Former US envoy honors Nanjing victims
Updated: 2014-04-25 07:13
By Zhao Yanrong (China Daily USA)
Former US ambassador to China Gary Locke paid an unexpected visit to the Nanjing Massacre Memorial Hall on Thursday, saying "history cannot be forgotten".
It was his first visit to the hall honoring the victims of the Nanjing Massacre, in which at least 300,000 Chinese civilians and unarmed soldiers were killed by Japanese troops in six weeks starting in December 1937.
Locke encouraged more people to visit the memorial hall, which was the site of an execution area and a mass grave during the cruel slaughter, to learn from the tragic event, Xinhua reported.
The memorial hall did not receive advance notice of Locke's visit, and he was hosted by normal museum staff members, a museum employee said.
Locke spent more than an hour in the museum, and the first question he asked museum employees was how many Chinese were killed during the War of Resistance against Japanese Aggression (1937-45).
In the middle of the memorial hall, the ambassador took a moment of silence after looking up to see a board that read "300,000", the rough number of victims of the Japanese aggression, Xinhua said.
Besides the main hall, Locke visited the sculpture depicting the scene of the massacre as well as the second exhibition hall, which houses the "Mass Grave of 10,000".
In an interview with Xinhua, Locke said the US position of neutrality on the Diaoyu Islands had not changed, and his visit to the memorial hall was not meant to be political.
Zhu Chengshan, curator of the memorial hall, confirmed Locke's visit and said he was not able to escort the US guest since he was out of town on a business trip.
Locke was the 10th US ambassador to China, but the first US official of Chinese descent to hold the position. He resigned in February to join his family in the US.
Locke's visit to the memorial hall comes after Tokyo's continuous denial of history and hard-line position on the territorial dispute.
Japanese Prime Minister Shinzo Abe sent a sacred tree branch engraved with his name and official title to Tokyo's Yasukuni Shrine, where Class-A war criminals are enshrined. In December, Abe, in his second term, visited the shrine and expressed "great regret" over not visiting during his first term as prime minister in 2006-07.
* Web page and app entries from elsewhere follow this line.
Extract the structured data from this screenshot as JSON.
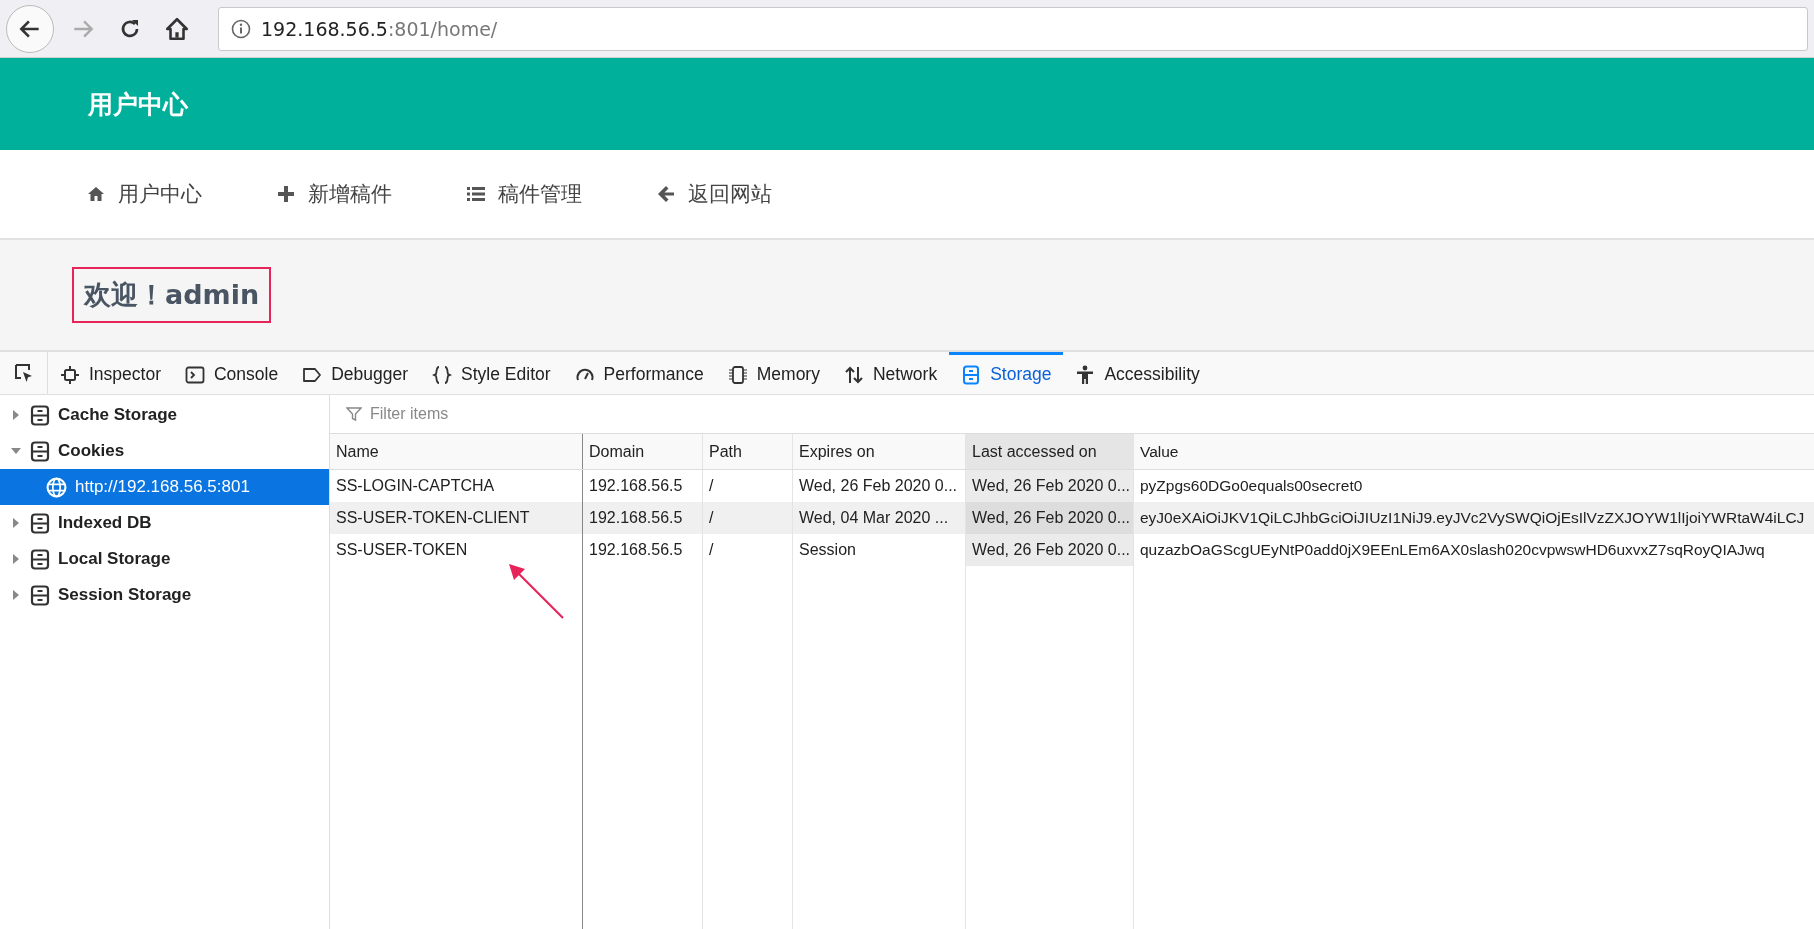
{
  "browser": {
    "url_host": "192.168.56.5",
    "url_rest": ":801/home/",
    "forward_disabled": true
  },
  "site": {
    "title": "用户中心",
    "nav": [
      {
        "label": "用户中心"
      },
      {
        "label": "新增稿件"
      },
      {
        "label": "稿件管理"
      },
      {
        "label": "返回网站"
      }
    ],
    "welcome": "欢迎！admin"
  },
  "devtools": {
    "tabs": [
      {
        "label": "Inspector",
        "selected": false
      },
      {
        "label": "Console",
        "selected": false
      },
      {
        "label": "Debugger",
        "selected": false
      },
      {
        "label": "Style Editor",
        "selected": false
      },
      {
        "label": "Performance",
        "selected": false
      },
      {
        "label": "Memory",
        "selected": false
      },
      {
        "label": "Network",
        "selected": false
      },
      {
        "label": "Storage",
        "selected": true
      },
      {
        "label": "Accessibility",
        "selected": false
      }
    ],
    "sidebar": {
      "items": [
        {
          "label": "Cache Storage",
          "expanded": false,
          "selected": false
        },
        {
          "label": "Cookies",
          "expanded": true,
          "selected": false,
          "children": [
            {
              "label": "http://192.168.56.5:801",
              "selected": true
            }
          ]
        },
        {
          "label": "Indexed DB",
          "expanded": false,
          "selected": false
        },
        {
          "label": "Local Storage",
          "expanded": false,
          "selected": false
        },
        {
          "label": "Session Storage",
          "expanded": false,
          "selected": false
        }
      ]
    },
    "filter": {
      "placeholder": "Filter items"
    },
    "table": {
      "columns": [
        {
          "label": "Name",
          "sorted": false
        },
        {
          "label": "Domain",
          "sorted": false
        },
        {
          "label": "Path",
          "sorted": false
        },
        {
          "label": "Expires on",
          "sorted": false
        },
        {
          "label": "Last accessed on",
          "sorted": true
        },
        {
          "label": "Value",
          "sorted": false
        }
      ],
      "rows": [
        {
          "cells": [
            "SS-LOGIN-CAPTCHA",
            "192.168.56.5",
            "/",
            "Wed, 26 Feb 2020 0...",
            "Wed, 26 Feb 2020 0...",
            "pyZpgs60DGo0equals00secret0"
          ],
          "selected": false
        },
        {
          "cells": [
            "SS-USER-TOKEN-CLIENT",
            "192.168.56.5",
            "/",
            "Wed, 04 Mar 2020 ...",
            "Wed, 26 Feb 2020 0...",
            "eyJ0eXAiOiJKV1QiLCJhbGciOiJIUzI1NiJ9.eyJVc2VySWQiOjEsIlVzZXJOYW1lIjoiYWRtaW4iLCJ"
          ],
          "selected": true
        },
        {
          "cells": [
            "SS-USER-TOKEN",
            "192.168.56.5",
            "/",
            "Session",
            "Wed, 26 Feb 2020 0...",
            "quzazbOaGScgUEyNtP0add0jX9EEnLEm6AX0slash020cvpwswHD6uxvxZ7sqRoyQIAJwq"
          ],
          "selected": false
        }
      ]
    }
  }
}
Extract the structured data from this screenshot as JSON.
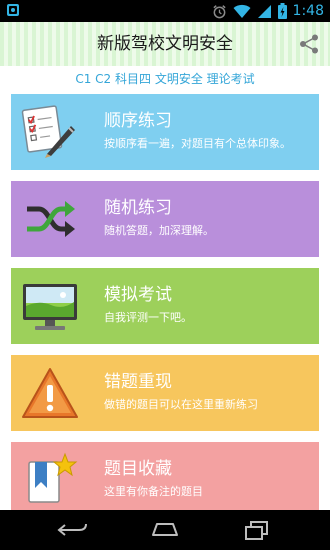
{
  "status_bar": {
    "time": "1:48",
    "icons": [
      "alarm-icon",
      "wifi-icon",
      "signal-icon",
      "battery-charging-icon"
    ],
    "accent": "#33b5e5"
  },
  "app_bar": {
    "title": "新版驾校文明安全",
    "share_icon": "share-icon"
  },
  "subtitle": "C1 C2 科目四 文明安全 理论考试",
  "cards": [
    {
      "title": "顺序练习",
      "desc": "按顺序看一遍，对题目有个总体印象。",
      "icon": "checklist-pen-icon",
      "color": "#7fcff0"
    },
    {
      "title": "随机练习",
      "desc": "随机答题，加深理解。",
      "icon": "shuffle-icon",
      "color": "#b98fdb"
    },
    {
      "title": "模拟考试",
      "desc": "自我评测一下吧。",
      "icon": "monitor-icon",
      "color": "#9dd05b"
    },
    {
      "title": "错题重现",
      "desc": "做错的题目可以在这里重新练习",
      "icon": "warning-icon",
      "color": "#f7c65d"
    },
    {
      "title": "题目收藏",
      "desc": "这里有你备注的题目",
      "icon": "bookmark-star-icon",
      "color": "#f3a1a1"
    }
  ],
  "nav_bar": {
    "buttons": [
      "back-icon",
      "home-icon",
      "recent-apps-icon"
    ]
  }
}
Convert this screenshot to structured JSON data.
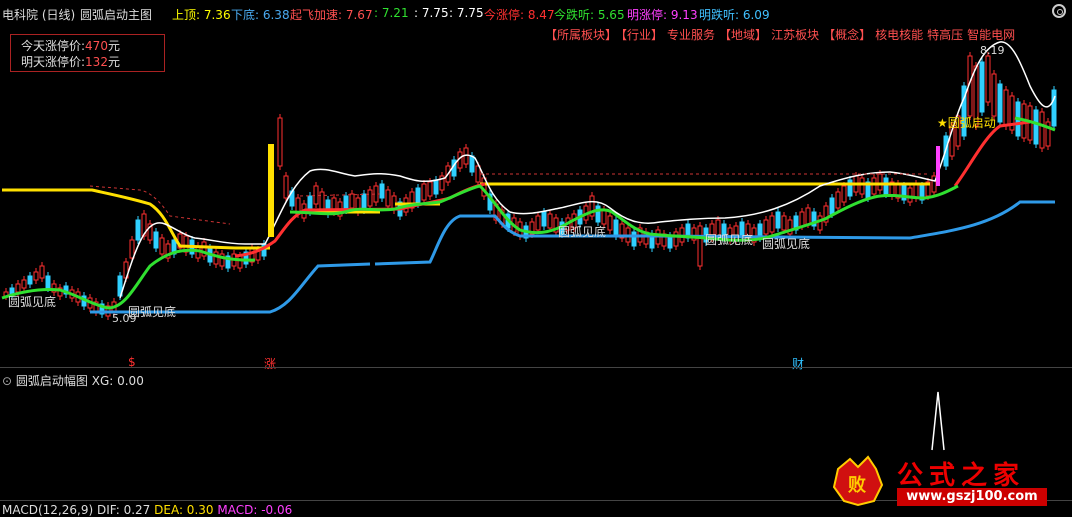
{
  "header": {
    "stock": "电科院 (日线)",
    "indicator": "圆弧启动主图",
    "items": [
      {
        "label": "上顶: 7.36",
        "color": "#ffff00"
      },
      {
        "label": "下底: 6.38",
        "color": "#4aaaf0"
      },
      {
        "label": "起飞加速: 7.67",
        "color": "#ff5050"
      },
      {
        "label": ": 7.21",
        "color": "#30e030"
      },
      {
        "label": ": 7.75",
        "color": "#ffffff"
      },
      {
        "label": ": 7.75",
        "color": "#ffffff"
      },
      {
        "label": "今涨停: 8.47",
        "color": "#ff3030"
      },
      {
        "label": "今跌听: 5.65",
        "color": "#30e030"
      },
      {
        "label": "明涨停: 9.13",
        "color": "#ff40ff"
      },
      {
        "label": "明跌听: 6.09",
        "color": "#40c0ff"
      }
    ]
  },
  "info_box": {
    "today_label": "今天涨停价:",
    "today_value": "470",
    "today_unit": "元",
    "tomorrow_label": "明天涨停价:",
    "tomorrow_value": "132",
    "tomorrow_unit": "元"
  },
  "tags": [
    "【所属板块】",
    "【行业】",
    "专业服务",
    "【地域】",
    "江苏板块",
    "【概念】",
    "核电核能",
    "特高压",
    "智能电网"
  ],
  "chart_labels": {
    "bottom1": "圆弧见底",
    "bottom2": "圆弧见底",
    "bottom3": "圆弧见底",
    "bottom4": "圆弧见底",
    "bottom5": "圆弧见底",
    "start": "★圆弧启动",
    "high": "8.19",
    "low": "5.09"
  },
  "markers": {
    "m1": "$",
    "m2": "涨",
    "m3": "财"
  },
  "sub": {
    "title": "圆弧启动幅图",
    "xg": "XG: 0.00"
  },
  "macd": {
    "name": "MACD(12,26,9)",
    "dif": "DIF: 0.27",
    "dea": "DEA: 0.30",
    "macd": "MACD: -0.06"
  },
  "logo": {
    "text": "公式之家",
    "url": "www.gszj100.com"
  },
  "watermark": "公式之家",
  "colors": {
    "up": "#ff3030",
    "down": "#30d0ff",
    "yellow": "#ffe000",
    "blue": "#2f9ae8",
    "green": "#30e030",
    "white": "#ffffff"
  }
}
Abe's action seriously damaged the country's relations with China and South Korea, two countries victimized by Japan during World War II.
Former Japanese prime minister Yasuo Fukuda expressed his concern over the relationship between Japan and China, as well as between Japan and South Korea, on Tuesday in Yangzhou, another city in Jiangsu.
"As someone who used to be the prime minister, I believe people from the three countries have not opened their minds to the historical issues. As a Japanese citizen, I think we should learn from history. The current Japanese government should not rashly change the commitments made by former governments," he said.
(China Daily USA 04/25/2014 page1)